BEGIN

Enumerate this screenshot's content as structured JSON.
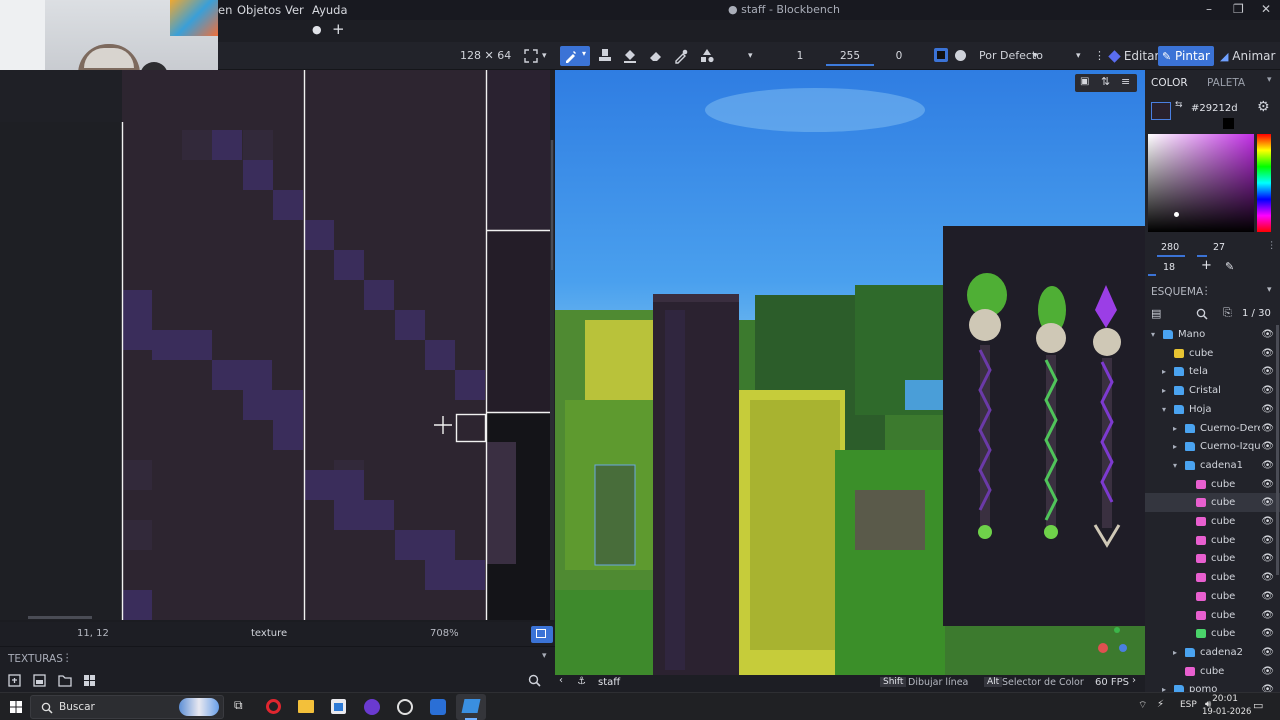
{
  "window": {
    "title": "● staff - Blockbench",
    "menus": [
      "en",
      "Objetos",
      "Ver",
      "Ayuda"
    ],
    "minimize": "–",
    "maximize": "❐",
    "close": "✕"
  },
  "tabs": {
    "dot": "●",
    "add": "+"
  },
  "uv": {
    "size": "128 ✕ 64",
    "coords": "11, 12",
    "texture": "texture",
    "zoom": "708%"
  },
  "toolbar": {
    "size_value": "1",
    "opacity_value": "255",
    "softness_value": "0",
    "blend_mode": "Por Defecto",
    "modes": [
      "Editar",
      "Pintar",
      "Animar"
    ]
  },
  "textures_panel": {
    "title": "TEXTURAS",
    "menu": "⋮"
  },
  "viewport": {
    "tab_label": "staff",
    "shortcut1_key": "Shift",
    "shortcut1_label": "Dibujar línea",
    "shortcut2_key": "Alt",
    "shortcut2_label": "Selector de Color",
    "fps": "60 FPS"
  },
  "color_panel": {
    "tab_color": "COLOR",
    "tab_palette": "PALETA",
    "hex": "#29212d",
    "h": "280",
    "s": "27",
    "v": "18"
  },
  "outliner": {
    "title": "ESQUEMA",
    "count": "1 / 30",
    "rows": [
      {
        "label": "Mano",
        "type": "folder",
        "indent": 0,
        "chev": "▾",
        "selected": false
      },
      {
        "label": "cube",
        "type": "cube-yellow",
        "indent": 1,
        "chev": "",
        "selected": false
      },
      {
        "label": "tela",
        "type": "folder",
        "indent": 1,
        "chev": "▸",
        "selected": false
      },
      {
        "label": "Cristal",
        "type": "folder",
        "indent": 1,
        "chev": "▸",
        "selected": false
      },
      {
        "label": "Hoja",
        "type": "folder",
        "indent": 1,
        "chev": "▾",
        "selected": false
      },
      {
        "label": "Cuerno-Derec",
        "type": "folder",
        "indent": 2,
        "chev": "▸",
        "selected": false
      },
      {
        "label": "Cuerno-Izqui",
        "type": "folder",
        "indent": 2,
        "chev": "▸",
        "selected": false
      },
      {
        "label": "cadena1",
        "type": "folder",
        "indent": 2,
        "chev": "▾",
        "selected": false
      },
      {
        "label": "cube",
        "type": "cube-pink",
        "indent": 3,
        "chev": "",
        "selected": false
      },
      {
        "label": "cube",
        "type": "cube-pink",
        "indent": 3,
        "chev": "",
        "selected": true
      },
      {
        "label": "cube",
        "type": "cube-pink",
        "indent": 3,
        "chev": "",
        "selected": false
      },
      {
        "label": "cube",
        "type": "cube-pink",
        "indent": 3,
        "chev": "",
        "selected": false
      },
      {
        "label": "cube",
        "type": "cube-pink",
        "indent": 3,
        "chev": "",
        "selected": false
      },
      {
        "label": "cube",
        "type": "cube-pink",
        "indent": 3,
        "chev": "",
        "selected": false
      },
      {
        "label": "cube",
        "type": "cube-pink",
        "indent": 3,
        "chev": "",
        "selected": false
      },
      {
        "label": "cube",
        "type": "cube-pink",
        "indent": 3,
        "chev": "",
        "selected": false
      },
      {
        "label": "cube",
        "type": "cube-green",
        "indent": 3,
        "chev": "",
        "selected": false
      },
      {
        "label": "cadena2",
        "type": "folder",
        "indent": 2,
        "chev": "▸",
        "selected": false
      },
      {
        "label": "cube",
        "type": "cube-pink",
        "indent": 2,
        "chev": "",
        "selected": false
      },
      {
        "label": "pomo",
        "type": "folder",
        "indent": 1,
        "chev": "▸",
        "selected": false
      }
    ]
  },
  "taskbar": {
    "search_placeholder": "Buscar",
    "lang": "ESP",
    "time": "20:01",
    "date": "19-01-2026"
  },
  "colors": {
    "accent": "#3b73d6",
    "current_color": "#29212d"
  }
}
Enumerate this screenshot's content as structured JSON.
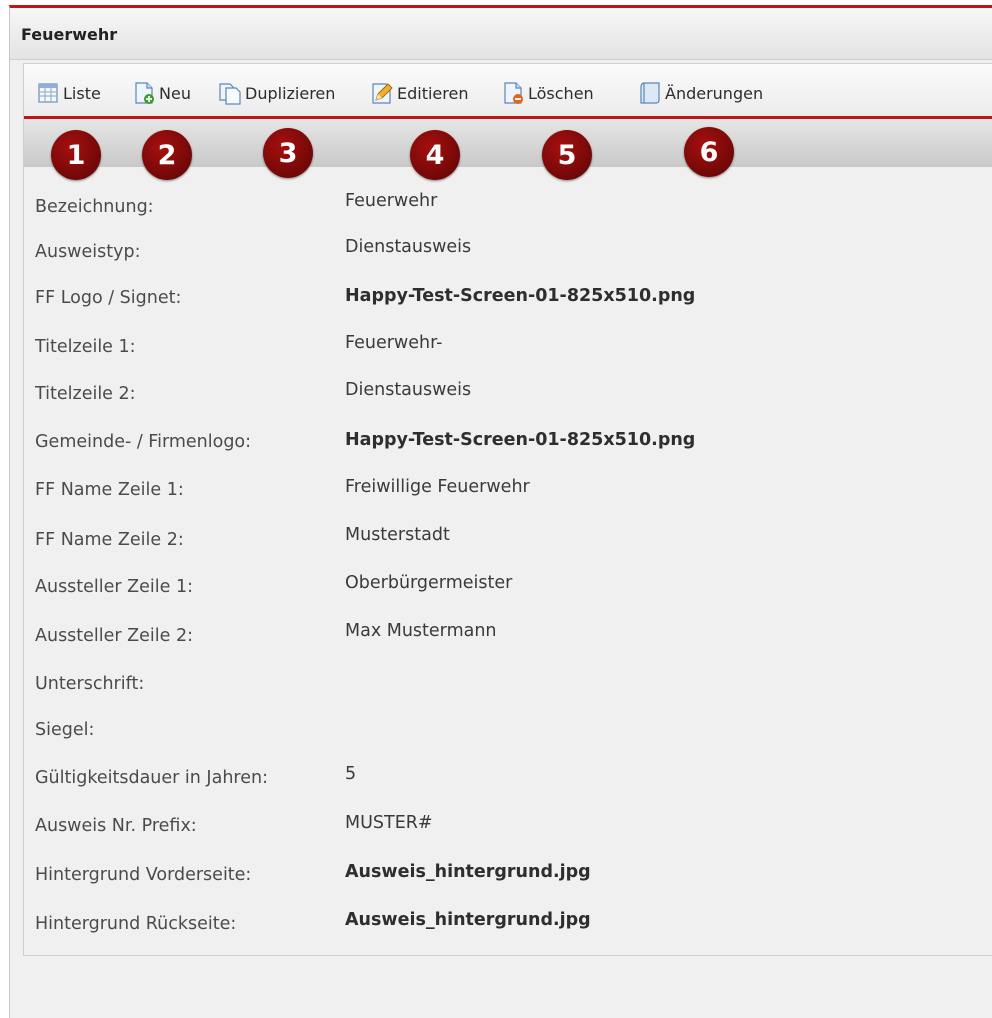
{
  "window": {
    "title": "Feuerwehr"
  },
  "toolbar": {
    "items": [
      {
        "label": "Liste",
        "icon": "table-list-icon"
      },
      {
        "label": "Neu",
        "icon": "new-document-icon"
      },
      {
        "label": "Duplizieren",
        "icon": "duplicate-icon"
      },
      {
        "label": "Editieren",
        "icon": "edit-pencil-icon"
      },
      {
        "label": "Löschen",
        "icon": "delete-document-icon"
      },
      {
        "label": "Änderungen",
        "icon": "changes-log-icon"
      }
    ]
  },
  "callouts": [
    "1",
    "2",
    "3",
    "4",
    "5",
    "6"
  ],
  "colors": {
    "accent_red": "#c0161a",
    "badge_red": "#8b0b0b"
  },
  "fields": [
    {
      "label": "Bezeichnung:",
      "value": "Feuerwehr",
      "bold": false
    },
    {
      "label": "Ausweistyp:",
      "value": "Dienstausweis",
      "bold": false
    },
    {
      "label": "FF Logo / Signet:",
      "value": "Happy-Test-Screen-01-825x510.png",
      "bold": true
    },
    {
      "label": "Titelzeile 1:",
      "value": "Feuerwehr-",
      "bold": false
    },
    {
      "label": "Titelzeile 2:",
      "value": "Dienstausweis",
      "bold": false
    },
    {
      "label": "Gemeinde- / Firmenlogo:",
      "value": "Happy-Test-Screen-01-825x510.png",
      "bold": true
    },
    {
      "label": "FF Name Zeile 1:",
      "value": "Freiwillige Feuerwehr",
      "bold": false
    },
    {
      "label": "FF Name Zeile 2:",
      "value": "Musterstadt",
      "bold": false
    },
    {
      "label": "Aussteller Zeile 1:",
      "value": "Oberbürgermeister",
      "bold": false
    },
    {
      "label": "Aussteller Zeile 2:",
      "value": "Max Mustermann",
      "bold": false
    },
    {
      "label": "Unterschrift:",
      "value": "",
      "bold": false
    },
    {
      "label": "Siegel:",
      "value": "",
      "bold": false
    },
    {
      "label": "Gültigkeitsdauer in Jahren:",
      "value": "5",
      "bold": false
    },
    {
      "label": "Ausweis Nr. Prefix:",
      "value": "MUSTER#",
      "bold": false
    },
    {
      "label": "Hintergrund Vorderseite:",
      "value": "Ausweis_hintergrund.jpg",
      "bold": true
    },
    {
      "label": "Hintergrund Rückseite:",
      "value": "Ausweis_hintergrund.jpg",
      "bold": true
    }
  ]
}
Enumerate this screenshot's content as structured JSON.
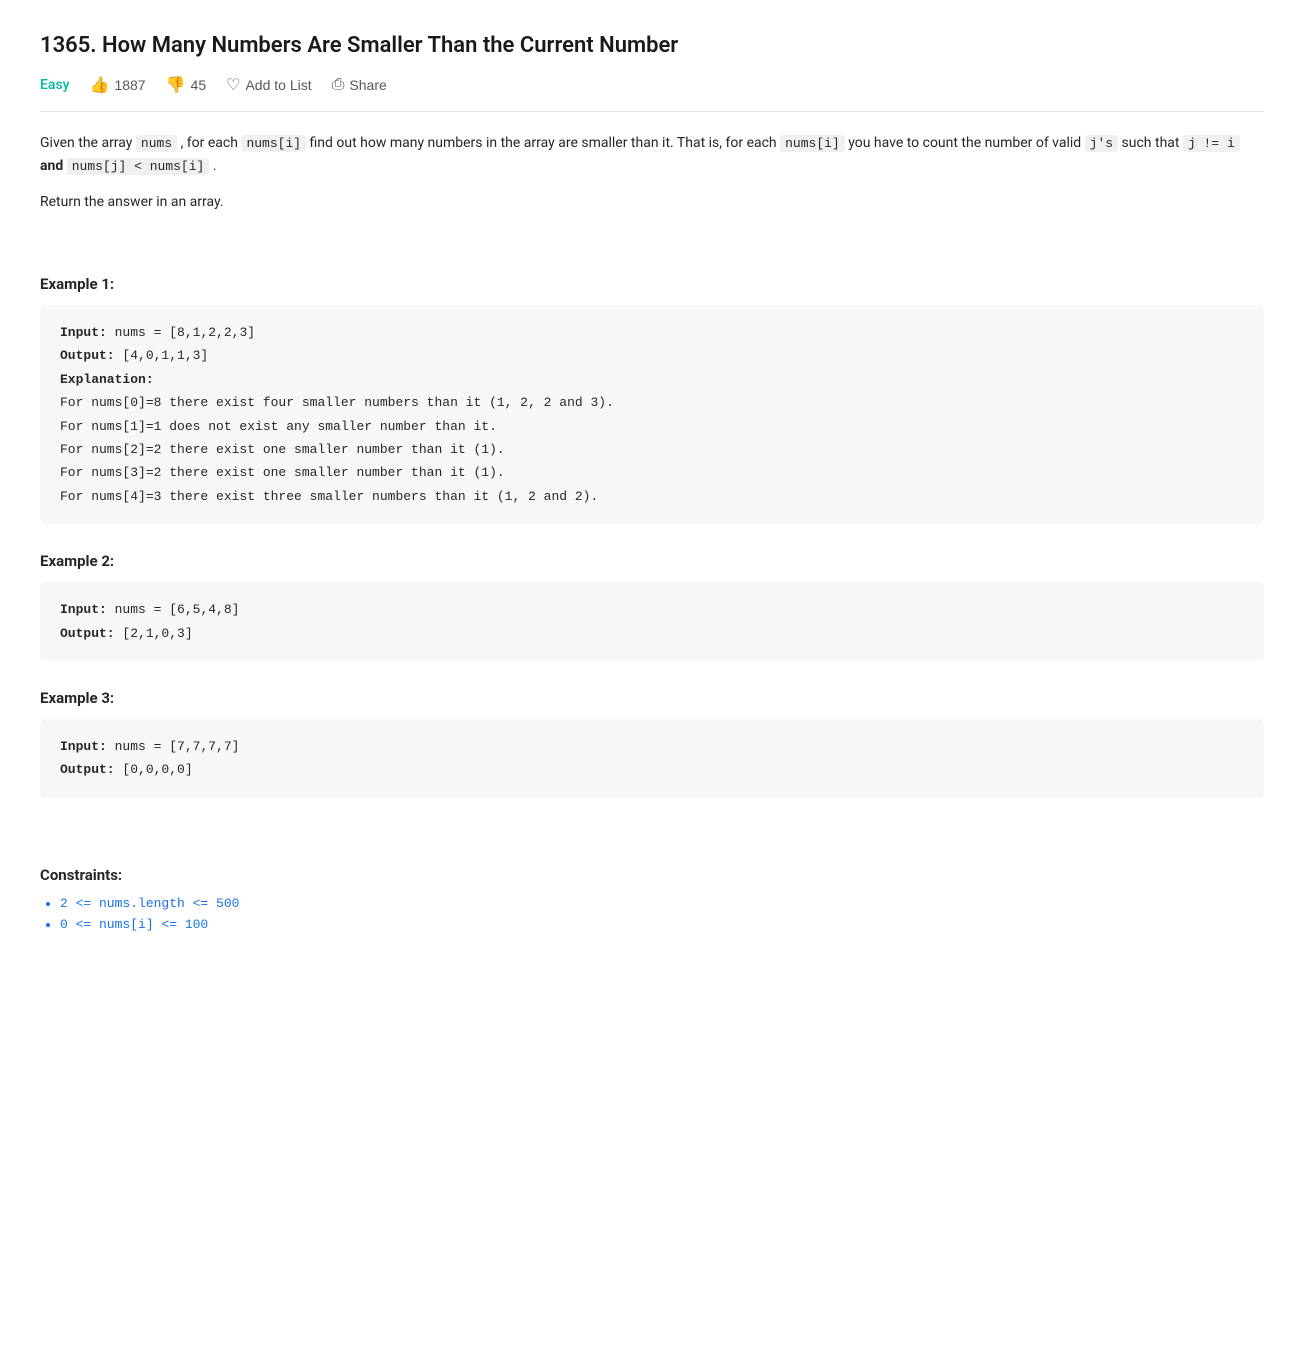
{
  "page": {
    "title": "1365. How Many Numbers Are Smaller Than the Current Number",
    "difficulty": "Easy",
    "likes": "1887",
    "dislikes": "45",
    "addToList": "Add to List",
    "share": "Share",
    "description_part1": "Given the array ",
    "code_nums": "nums",
    "description_part2": ", for each ",
    "code_nums_i": "nums[i]",
    "description_part3": " find out how many numbers in the array are smaller than it. That is, for each ",
    "code_nums_i2": "nums[i]",
    "description_part4": " you have to count the number of valid ",
    "code_js": "j's",
    "description_part5": " such that ",
    "code_j_neq_i": "j != i",
    "description_bold_and": "and",
    "code_nums_j_lt": "nums[j] < nums[i]",
    "description_part6": ".",
    "return_text": "Return the answer in an array.",
    "example1_title": "Example 1:",
    "example1_input_label": "Input:",
    "example1_input_value": "nums = [8,1,2,2,3]",
    "example1_output_label": "Output:",
    "example1_output_value": "[4,0,1,1,3]",
    "example1_explanation_label": "Explanation:",
    "example1_lines": [
      "For nums[0]=8 there exist four smaller numbers than it (1, 2, 2 and 3).",
      "For nums[1]=1 does not exist any smaller number than it.",
      "For nums[2]=2 there exist one smaller number than it (1).",
      "For nums[3]=2 there exist one smaller number than it (1).",
      "For nums[4]=3 there exist three smaller numbers than it (1, 2 and 2)."
    ],
    "example2_title": "Example 2:",
    "example2_input_label": "Input:",
    "example2_input_value": "nums = [6,5,4,8]",
    "example2_output_label": "Output:",
    "example2_output_value": "[2,1,0,3]",
    "example3_title": "Example 3:",
    "example3_input_label": "Input:",
    "example3_input_value": "nums = [7,7,7,7]",
    "example3_output_label": "Output:",
    "example3_output_value": "[0,0,0,0]",
    "constraints_title": "Constraints:",
    "constraint1": "2 <= nums.length <= 500",
    "constraint2": "0 <= nums[i] <= 100"
  }
}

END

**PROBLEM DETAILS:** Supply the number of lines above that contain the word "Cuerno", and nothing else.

**YOUR SOLUTION:** 2